Problem to work on: Repeat all entries word for word; skip images.

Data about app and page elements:
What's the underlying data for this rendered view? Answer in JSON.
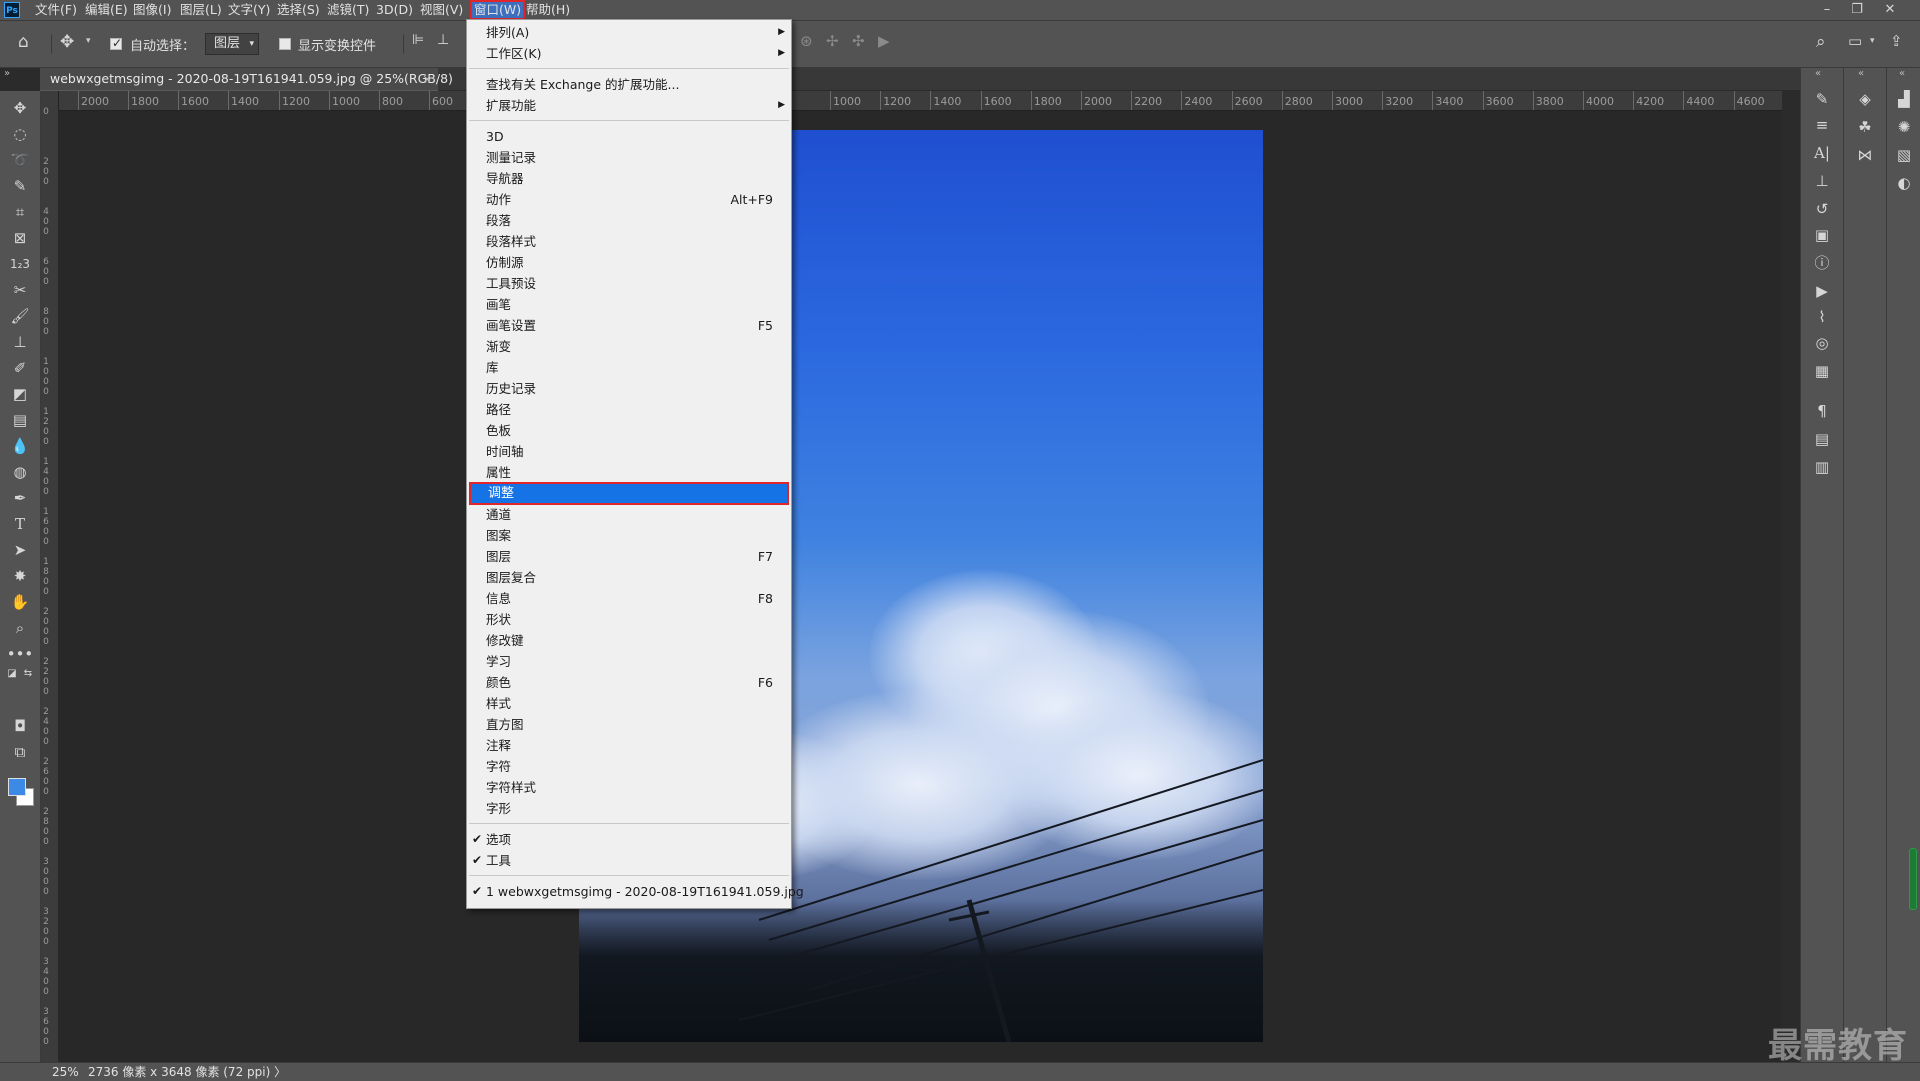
{
  "app": {
    "logo": "Ps"
  },
  "menubar": {
    "items": [
      "文件(F)",
      "编辑(E)",
      "图像(I)",
      "图层(L)",
      "文字(Y)",
      "选择(S)",
      "滤镜(T)",
      "3D(D)",
      "视图(V)",
      "窗口(W)",
      "帮助(H)"
    ],
    "active": "窗口(W)"
  },
  "window_controls": {
    "minimize": "–",
    "restore": "❐",
    "close": "✕"
  },
  "options": {
    "auto_select_label": "自动选择：",
    "auto_select_checked": true,
    "layer_select_value": "图层",
    "show_transform_label": "显示变换控件",
    "show_transform_checked": false
  },
  "document": {
    "tab_title": "webwxgetmsgimg - 2020-08-19T161941.059.jpg @ 25%(RGB/8)",
    "close_glyph": "×"
  },
  "ruler": {
    "left_labels": [
      "2000",
      "1800",
      "1600",
      "1400",
      "1200",
      "1000",
      "800",
      "600"
    ],
    "right_labels": [
      "1000",
      "1200",
      "1400",
      "1600",
      "1800",
      "2000",
      "2200",
      "2400",
      "2600",
      "2800",
      "3000",
      "3200",
      "3400",
      "3600",
      "3800",
      "4000",
      "4200",
      "4400",
      "4600"
    ],
    "vertical_labels": [
      "0",
      "2 0 0",
      "4 0 0",
      "6 0 0",
      "8 0 0",
      "1 0 0 0",
      "1 2 0 0",
      "1 4 0 0",
      "1 6 0 0",
      "1 8 0 0",
      "2 0 0 0",
      "2 2 0 0",
      "2 4 0 0",
      "2 6 0 0",
      "2 8 0 0",
      "3 0 0 0",
      "3 2 0 0",
      "3 4 0 0",
      "3 6 0 0"
    ]
  },
  "window_menu": {
    "items": [
      {
        "label": "排列(A)",
        "submenu": true
      },
      {
        "label": "工作区(K)",
        "submenu": true
      },
      {
        "separator": true
      },
      {
        "label": "查找有关 Exchange 的扩展功能..."
      },
      {
        "label": "扩展功能",
        "submenu": true
      },
      {
        "separator": true
      },
      {
        "label": "3D"
      },
      {
        "label": "测量记录"
      },
      {
        "label": "导航器"
      },
      {
        "label": "动作",
        "shortcut": "Alt+F9"
      },
      {
        "label": "段落"
      },
      {
        "label": "段落样式"
      },
      {
        "label": "仿制源"
      },
      {
        "label": "工具预设"
      },
      {
        "label": "画笔"
      },
      {
        "label": "画笔设置",
        "shortcut": "F5"
      },
      {
        "label": "渐变"
      },
      {
        "label": "库"
      },
      {
        "label": "历史记录"
      },
      {
        "label": "路径"
      },
      {
        "label": "色板"
      },
      {
        "label": "时间轴"
      },
      {
        "label": "属性"
      },
      {
        "label": "调整",
        "highlighted": true
      },
      {
        "label": "通道"
      },
      {
        "label": "图案"
      },
      {
        "label": "图层",
        "shortcut": "F7"
      },
      {
        "label": "图层复合"
      },
      {
        "label": "信息",
        "shortcut": "F8"
      },
      {
        "label": "形状"
      },
      {
        "label": "修改键"
      },
      {
        "label": "学习"
      },
      {
        "label": "颜色",
        "shortcut": "F6"
      },
      {
        "label": "样式"
      },
      {
        "label": "直方图"
      },
      {
        "label": "注释"
      },
      {
        "label": "字符"
      },
      {
        "label": "字符样式"
      },
      {
        "label": "字形"
      },
      {
        "separator": true
      },
      {
        "label": "选项",
        "checked": true
      },
      {
        "label": "工具",
        "checked": true
      },
      {
        "separator": true
      },
      {
        "label": "1 webwxgetmsgimg - 2020-08-19T161941.059.jpg",
        "checked": true
      }
    ]
  },
  "colors": {
    "foreground": "#3d8ae6",
    "background": "#ffffff",
    "highlight": "#1673e6",
    "annotation_red": "#e0262b"
  },
  "status": {
    "zoom": "25%",
    "dimensions": "2736 像素 x 3648 像素 (72 ppi)",
    "arrow": "〉"
  },
  "watermark": "最需教育"
}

Solution:
What's the underlying data for this rendered view? Answer in JSON.
{
  "app": {
    "logo": "Ps"
  },
  "menubar": {
    "items": [
      "文件(F)",
      "编辑(E)",
      "图像(I)",
      "图层(L)",
      "文字(Y)",
      "选择(S)",
      "滤镜(T)",
      "3D(D)",
      "视图(V)",
      "窗口(W)",
      "帮助(H)"
    ],
    "active": "窗口(W)"
  },
  "window_controls": {
    "minimize": "–",
    "restore": "❐",
    "close": "✕"
  },
  "options": {
    "auto_select_label": "自动选择：",
    "auto_select_checked": true,
    "layer_select_value": "图层",
    "show_transform_label": "显示变换控件",
    "show_transform_checked": false
  },
  "document": {
    "tab_title": "webwxgetmsgimg - 2020-08-19T161941.059.jpg @ 25%(RGB/8)",
    "close_glyph": "×"
  },
  "ruler": {
    "left_labels": [
      "2000",
      "1800",
      "1600",
      "1400",
      "1200",
      "1000",
      "800",
      "600"
    ],
    "right_labels": [
      "1000",
      "1200",
      "1400",
      "1600",
      "1800",
      "2000",
      "2200",
      "2400",
      "2600",
      "2800",
      "3000",
      "3200",
      "3400",
      "3600",
      "3800",
      "4000",
      "4200",
      "4400",
      "4600"
    ],
    "vertical_labels": [
      "0",
      "2 0 0",
      "4 0 0",
      "6 0 0",
      "8 0 0",
      "1 0 0 0",
      "1 2 0 0",
      "1 4 0 0",
      "1 6 0 0",
      "1 8 0 0",
      "2 0 0 0",
      "2 2 0 0",
      "2 4 0 0",
      "2 6 0 0",
      "2 8 0 0",
      "3 0 0 0",
      "3 2 0 0",
      "3 4 0 0",
      "3 6 0 0"
    ]
  },
  "window_menu": {
    "items": [
      {
        "label": "排列(A)",
        "submenu": true
      },
      {
        "label": "工作区(K)",
        "submenu": true
      },
      {
        "separator": true
      },
      {
        "label": "查找有关 Exchange 的扩展功能..."
      },
      {
        "label": "扩展功能",
        "submenu": true
      },
      {
        "separator": true
      },
      {
        "label": "3D"
      },
      {
        "label": "测量记录"
      },
      {
        "label": "导航器"
      },
      {
        "label": "动作",
        "shortcut": "Alt+F9"
      },
      {
        "label": "段落"
      },
      {
        "label": "段落样式"
      },
      {
        "label": "仿制源"
      },
      {
        "label": "工具预设"
      },
      {
        "label": "画笔"
      },
      {
        "label": "画笔设置",
        "shortcut": "F5"
      },
      {
        "label": "渐变"
      },
      {
        "label": "库"
      },
      {
        "label": "历史记录"
      },
      {
        "label": "路径"
      },
      {
        "label": "色板"
      },
      {
        "label": "时间轴"
      },
      {
        "label": "属性"
      },
      {
        "label": "调整",
        "highlighted": true
      },
      {
        "label": "通道"
      },
      {
        "label": "图案"
      },
      {
        "label": "图层",
        "shortcut": "F7"
      },
      {
        "label": "图层复合"
      },
      {
        "label": "信息",
        "shortcut": "F8"
      },
      {
        "label": "形状"
      },
      {
        "label": "修改键"
      },
      {
        "label": "学习"
      },
      {
        "label": "颜色",
        "shortcut": "F6"
      },
      {
        "label": "样式"
      },
      {
        "label": "直方图"
      },
      {
        "label": "注释"
      },
      {
        "label": "字符"
      },
      {
        "label": "字符样式"
      },
      {
        "label": "字形"
      },
      {
        "separator": true
      },
      {
        "label": "选项",
        "checked": true
      },
      {
        "label": "工具",
        "checked": true
      },
      {
        "separator": true
      },
      {
        "label": "1 webwxgetmsgimg - 2020-08-19T161941.059.jpg",
        "checked": true
      }
    ]
  },
  "colors": {
    "foreground": "#3d8ae6",
    "background": "#ffffff",
    "highlight": "#1673e6",
    "annotation_red": "#e0262b"
  },
  "status": {
    "zoom": "25%",
    "dimensions": "2736 像素 x 3648 像素 (72 ppi)",
    "arrow": "〉"
  },
  "watermark": "最需教育"
}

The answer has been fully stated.